→ Problem details:
Write out every line below again exactly as it stands, skipping each image.

Data items:
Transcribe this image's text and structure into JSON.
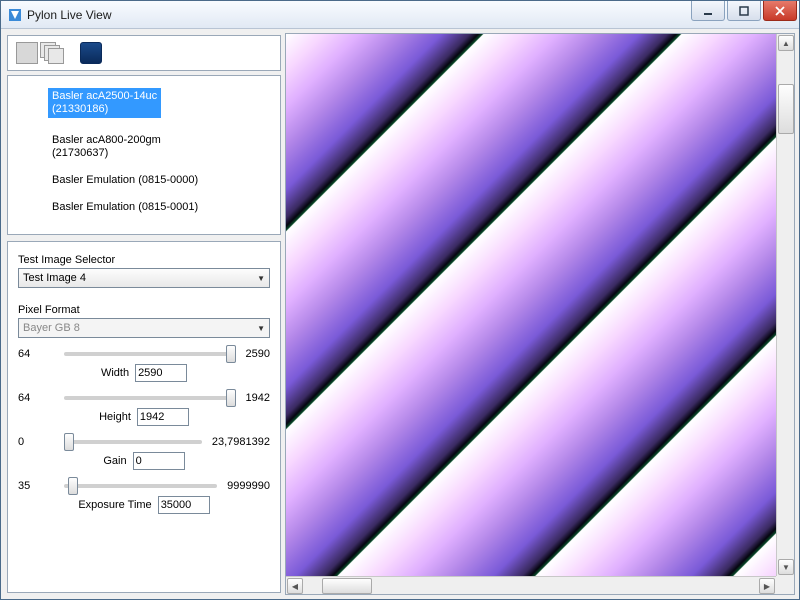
{
  "window": {
    "title": "Pylon Live View"
  },
  "cameras": [
    {
      "name": "Basler acA2500-14uc",
      "serial": "(21330186)",
      "selected": true
    },
    {
      "name": "Basler acA800-200gm",
      "serial": "(21730637)",
      "selected": false
    },
    {
      "name": "Basler Emulation (0815-0000)",
      "serial": "",
      "selected": false
    },
    {
      "name": "Basler Emulation (0815-0001)",
      "serial": "",
      "selected": false
    }
  ],
  "controls": {
    "test_image_selector_label": "Test Image Selector",
    "test_image_selector_value": "Test Image 4",
    "pixel_format_label": "Pixel Format",
    "pixel_format_value": "Bayer GB 8",
    "width": {
      "label": "Width",
      "min": "64",
      "max": "2590",
      "value": "2590",
      "pos": 100
    },
    "height": {
      "label": "Height",
      "min": "64",
      "max": "1942",
      "value": "1942",
      "pos": 100
    },
    "gain": {
      "label": "Gain",
      "min": "0",
      "max": "23,7981392",
      "value": "0",
      "pos": 0
    },
    "exposure": {
      "label": "Exposure Time",
      "min": "35",
      "max": "9999990",
      "value": "35000",
      "pos": 2
    }
  }
}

→ Written answer:
Transcribe this image's text and structure into JSON.
{
  "window": {
    "title": "Pylon Live View"
  },
  "cameras": [
    {
      "name": "Basler acA2500-14uc",
      "serial": "(21330186)",
      "selected": true
    },
    {
      "name": "Basler acA800-200gm",
      "serial": "(21730637)",
      "selected": false
    },
    {
      "name": "Basler Emulation (0815-0000)",
      "serial": "",
      "selected": false
    },
    {
      "name": "Basler Emulation (0815-0001)",
      "serial": "",
      "selected": false
    }
  ],
  "controls": {
    "test_image_selector_label": "Test Image Selector",
    "test_image_selector_value": "Test Image 4",
    "pixel_format_label": "Pixel Format",
    "pixel_format_value": "Bayer GB 8",
    "width": {
      "label": "Width",
      "min": "64",
      "max": "2590",
      "value": "2590",
      "pos": 100
    },
    "height": {
      "label": "Height",
      "min": "64",
      "max": "1942",
      "value": "1942",
      "pos": 100
    },
    "gain": {
      "label": "Gain",
      "min": "0",
      "max": "23,7981392",
      "value": "0",
      "pos": 0
    },
    "exposure": {
      "label": "Exposure Time",
      "min": "35",
      "max": "9999990",
      "value": "35000",
      "pos": 2
    }
  }
}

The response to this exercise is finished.